Description of the task: Copy out the material in full. Leave every line as it is.

Record excerpts:

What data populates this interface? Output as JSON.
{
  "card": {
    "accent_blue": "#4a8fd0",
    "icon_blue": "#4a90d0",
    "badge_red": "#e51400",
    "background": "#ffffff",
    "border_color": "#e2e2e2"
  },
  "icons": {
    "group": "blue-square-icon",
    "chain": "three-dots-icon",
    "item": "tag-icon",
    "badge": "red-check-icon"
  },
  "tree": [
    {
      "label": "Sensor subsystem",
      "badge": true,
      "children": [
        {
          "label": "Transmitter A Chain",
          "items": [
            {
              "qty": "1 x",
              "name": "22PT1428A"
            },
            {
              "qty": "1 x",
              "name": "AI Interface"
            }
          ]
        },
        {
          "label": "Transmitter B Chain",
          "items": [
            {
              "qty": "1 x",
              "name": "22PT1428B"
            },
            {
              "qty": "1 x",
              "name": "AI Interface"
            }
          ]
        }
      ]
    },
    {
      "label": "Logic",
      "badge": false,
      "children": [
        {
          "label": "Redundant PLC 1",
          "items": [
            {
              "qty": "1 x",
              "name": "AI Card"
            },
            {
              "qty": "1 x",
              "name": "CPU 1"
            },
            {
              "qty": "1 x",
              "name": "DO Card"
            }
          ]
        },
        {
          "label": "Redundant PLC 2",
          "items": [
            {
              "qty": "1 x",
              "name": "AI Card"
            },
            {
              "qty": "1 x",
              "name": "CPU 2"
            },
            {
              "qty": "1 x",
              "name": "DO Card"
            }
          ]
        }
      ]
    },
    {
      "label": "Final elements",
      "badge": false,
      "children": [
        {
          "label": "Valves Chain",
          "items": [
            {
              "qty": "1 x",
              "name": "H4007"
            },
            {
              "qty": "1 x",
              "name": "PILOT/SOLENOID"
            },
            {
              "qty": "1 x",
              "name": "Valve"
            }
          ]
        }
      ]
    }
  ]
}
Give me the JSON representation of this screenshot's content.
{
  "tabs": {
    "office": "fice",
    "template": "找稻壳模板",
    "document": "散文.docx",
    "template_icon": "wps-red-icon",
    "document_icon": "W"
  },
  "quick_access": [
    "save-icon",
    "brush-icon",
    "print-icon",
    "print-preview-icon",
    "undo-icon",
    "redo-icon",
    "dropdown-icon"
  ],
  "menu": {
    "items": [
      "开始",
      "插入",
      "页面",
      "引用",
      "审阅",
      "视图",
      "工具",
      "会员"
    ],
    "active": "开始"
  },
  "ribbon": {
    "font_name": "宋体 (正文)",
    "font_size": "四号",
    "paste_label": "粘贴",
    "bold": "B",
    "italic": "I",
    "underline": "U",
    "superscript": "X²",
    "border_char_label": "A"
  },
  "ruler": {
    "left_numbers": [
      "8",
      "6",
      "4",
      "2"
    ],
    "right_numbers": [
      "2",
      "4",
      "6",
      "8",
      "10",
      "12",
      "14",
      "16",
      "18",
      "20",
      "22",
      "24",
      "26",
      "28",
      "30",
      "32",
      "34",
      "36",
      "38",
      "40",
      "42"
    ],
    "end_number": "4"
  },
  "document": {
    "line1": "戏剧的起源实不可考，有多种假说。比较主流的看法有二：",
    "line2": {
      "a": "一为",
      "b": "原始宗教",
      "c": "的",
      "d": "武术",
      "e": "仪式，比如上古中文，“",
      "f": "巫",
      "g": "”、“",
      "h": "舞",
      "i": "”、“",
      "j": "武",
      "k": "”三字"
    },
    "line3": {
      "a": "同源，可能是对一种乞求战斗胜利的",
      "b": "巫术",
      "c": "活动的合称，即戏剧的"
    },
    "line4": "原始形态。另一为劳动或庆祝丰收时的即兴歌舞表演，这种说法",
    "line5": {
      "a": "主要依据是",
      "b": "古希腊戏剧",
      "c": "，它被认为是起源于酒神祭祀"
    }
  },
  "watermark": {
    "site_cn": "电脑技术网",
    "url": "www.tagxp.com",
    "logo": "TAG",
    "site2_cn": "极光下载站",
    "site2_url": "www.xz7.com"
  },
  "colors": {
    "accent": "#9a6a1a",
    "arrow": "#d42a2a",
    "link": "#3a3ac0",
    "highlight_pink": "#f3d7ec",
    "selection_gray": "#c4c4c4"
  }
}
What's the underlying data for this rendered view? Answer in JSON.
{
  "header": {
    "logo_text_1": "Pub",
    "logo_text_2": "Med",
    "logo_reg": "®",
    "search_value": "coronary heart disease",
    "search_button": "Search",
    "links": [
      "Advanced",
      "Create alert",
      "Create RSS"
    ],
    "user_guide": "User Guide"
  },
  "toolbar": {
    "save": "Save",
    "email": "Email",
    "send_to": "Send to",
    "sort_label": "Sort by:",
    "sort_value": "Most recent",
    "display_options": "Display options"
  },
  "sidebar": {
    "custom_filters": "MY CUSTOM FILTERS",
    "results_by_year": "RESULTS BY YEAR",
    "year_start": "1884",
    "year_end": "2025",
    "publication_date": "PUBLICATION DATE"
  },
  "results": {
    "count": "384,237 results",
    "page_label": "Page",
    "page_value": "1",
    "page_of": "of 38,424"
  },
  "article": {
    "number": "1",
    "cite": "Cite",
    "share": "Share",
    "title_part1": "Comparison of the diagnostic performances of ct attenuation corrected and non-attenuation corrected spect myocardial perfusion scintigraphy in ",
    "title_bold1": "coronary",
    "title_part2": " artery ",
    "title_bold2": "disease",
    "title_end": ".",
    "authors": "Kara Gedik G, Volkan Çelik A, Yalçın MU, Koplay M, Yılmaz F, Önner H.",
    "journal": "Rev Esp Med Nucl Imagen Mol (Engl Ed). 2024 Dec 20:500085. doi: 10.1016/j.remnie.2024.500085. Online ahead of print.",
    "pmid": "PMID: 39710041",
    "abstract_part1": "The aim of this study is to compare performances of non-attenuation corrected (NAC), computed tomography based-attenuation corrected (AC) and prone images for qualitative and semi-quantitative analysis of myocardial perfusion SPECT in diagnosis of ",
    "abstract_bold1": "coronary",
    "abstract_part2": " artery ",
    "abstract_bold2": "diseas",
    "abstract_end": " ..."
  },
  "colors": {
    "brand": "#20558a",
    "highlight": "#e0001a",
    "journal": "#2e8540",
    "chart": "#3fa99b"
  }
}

Task solution:
What data populates this interface? Output as JSON.
{
  "card": {
    "accent_blue": "#4a8fd0",
    "icon_blue": "#4a90d0",
    "badge_red": "#e51400",
    "background": "#ffffff",
    "border_color": "#e2e2e2"
  },
  "icons": {
    "group": "blue-square-icon",
    "chain": "three-dots-icon",
    "item": "tag-icon",
    "badge": "red-check-icon"
  },
  "tree": [
    {
      "label": "Sensor subsystem",
      "badge": true,
      "children": [
        {
          "label": "Transmitter A Chain",
          "items": [
            {
              "qty": "1 x",
              "name": "22PT1428A"
            },
            {
              "qty": "1 x",
              "name": "AI Interface"
            }
          ]
        },
        {
          "label": "Transmitter B Chain",
          "items": [
            {
              "qty": "1 x",
              "name": "22PT1428B"
            },
            {
              "qty": "1 x",
              "name": "AI Interface"
            }
          ]
        }
      ]
    },
    {
      "label": "Logic",
      "badge": false,
      "children": [
        {
          "label": "Redundant PLC 1",
          "items": [
            {
              "qty": "1 x",
              "name": "AI Card"
            },
            {
              "qty": "1 x",
              "name": "CPU 1"
            },
            {
              "qty": "1 x",
              "name": "DO Card"
            }
          ]
        },
        {
          "label": "Redundant PLC 2",
          "items": [
            {
              "qty": "1 x",
              "name": "AI Card"
            },
            {
              "qty": "1 x",
              "name": "CPU 2"
            },
            {
              "qty": "1 x",
              "name": "DO Card"
            }
          ]
        }
      ]
    },
    {
      "label": "Final elements",
      "badge": false,
      "children": [
        {
          "label": "Valves Chain",
          "items": [
            {
              "qty": "1 x",
              "name": "H4007"
            },
            {
              "qty": "1 x",
              "name": "PILOT/SOLENOID"
            },
            {
              "qty": "1 x",
              "name": "Valve"
            }
          ]
        }
      ]
    }
  ]
}
Give me the JSON representation of this screenshot's content.
{
  "tabs": {
    "office": "fice",
    "template": "找稻壳模板",
    "document": "散文.docx",
    "template_icon": "wps-red-icon",
    "document_icon": "W"
  },
  "quick_access": [
    "save-icon",
    "brush-icon",
    "print-icon",
    "print-preview-icon",
    "undo-icon",
    "redo-icon",
    "dropdown-icon"
  ],
  "menu": {
    "items": [
      "开始",
      "插入",
      "页面",
      "引用",
      "审阅",
      "视图",
      "工具",
      "会员"
    ],
    "active": "开始"
  },
  "ribbon": {
    "font_name": "宋体 (正文)",
    "font_size": "四号",
    "paste_label": "粘贴",
    "bold": "B",
    "italic": "I",
    "underline": "U",
    "superscript": "X²",
    "border_char_label": "A"
  },
  "ruler": {
    "left_numbers": [
      "8",
      "6",
      "4",
      "2"
    ],
    "right_numbers": [
      "2",
      "4",
      "6",
      "8",
      "10",
      "12",
      "14",
      "16",
      "18",
      "20",
      "22",
      "24",
      "26",
      "28",
      "30",
      "32",
      "34",
      "36",
      "38",
      "40",
      "42"
    ],
    "end_number": "4"
  },
  "document": {
    "line1": "戏剧的起源实不可考，有多种假说。比较主流的看法有二：",
    "line2": {
      "a": "一为",
      "b": "原始宗教",
      "c": "的",
      "d": "武术",
      "e": "仪式，比如上古中文，“",
      "f": "巫",
      "g": "”、“",
      "h": "舞",
      "i": "”、“",
      "j": "武",
      "k": "”三字"
    },
    "line3": {
      "a": "同源，可能是对一种乞求战斗胜利的",
      "b": "巫术",
      "c": "活动的合称，即戏剧的"
    },
    "line4": "原始形态。另一为劳动或庆祝丰收时的即兴歌舞表演，这种说法",
    "line5": {
      "a": "主要依据是",
      "b": "古希腊戏剧",
      "c": "，它被认为是起源于酒神祭祀"
    }
  },
  "watermark": {
    "site_cn": "电脑技术网",
    "url": "www.tagxp.com",
    "logo": "TAG",
    "site2_cn": "极光下载站",
    "site2_url": "www.xz7.com"
  },
  "colors": {
    "accent": "#9a6a1a",
    "arrow": "#d42a2a",
    "link": "#3a3ac0",
    "highlight_pink": "#f3d7ec",
    "selection_gray": "#c4c4c4"
  }
}
What's the underlying data for this rendered view? Answer in JSON.
{
  "header": {
    "logo_text_1": "Pub",
    "logo_text_2": "Med",
    "logo_reg": "®",
    "search_value": "coronary heart disease",
    "search_button": "Search",
    "links": [
      "Advanced",
      "Create alert",
      "Create RSS"
    ],
    "user_guide": "User Guide"
  },
  "toolbar": {
    "save": "Save",
    "email": "Email",
    "send_to": "Send to",
    "sort_label": "Sort by:",
    "sort_value": "Most recent",
    "display_options": "Display options"
  },
  "sidebar": {
    "custom_filters": "MY CUSTOM FILTERS",
    "results_by_year": "RESULTS BY YEAR",
    "year_start": "1884",
    "year_end": "2025",
    "publication_date": "PUBLICATION DATE"
  },
  "results": {
    "count": "384,237 results",
    "page_label": "Page",
    "page_value": "1",
    "page_of": "of 38,424"
  },
  "article": {
    "number": "1",
    "cite": "Cite",
    "share": "Share",
    "title_part1": "Comparison of the diagnostic performances of ct attenuation corrected and non-attenuation corrected spect myocardial perfusion scintigraphy in ",
    "title_bold1": "coronary",
    "title_part2": " artery ",
    "title_bold2": "disease",
    "title_end": ".",
    "authors": "Kara Gedik G, Volkan Çelik A, Yalçın MU, Koplay M, Yılmaz F, Önner H.",
    "journal": "Rev Esp Med Nucl Imagen Mol (Engl Ed). 2024 Dec 20:500085. doi: 10.1016/j.remnie.2024.500085. Online ahead of print.",
    "pmid": "PMID: 39710041",
    "abstract_part1": "The aim of this study is to compare performances of non-attenuation corrected (NAC), computed tomography based-attenuation corrected (AC) and prone images for qualitative and semi-quantitative analysis of myocardial perfusion SPECT in diagnosis of ",
    "abstract_bold1": "coronary",
    "abstract_part2": " artery ",
    "abstract_bold2": "diseas",
    "abstract_end": " ..."
  },
  "colors": {
    "brand": "#20558a",
    "highlight": "#e0001a",
    "journal": "#2e8540",
    "chart": "#3fa99b"
  }
}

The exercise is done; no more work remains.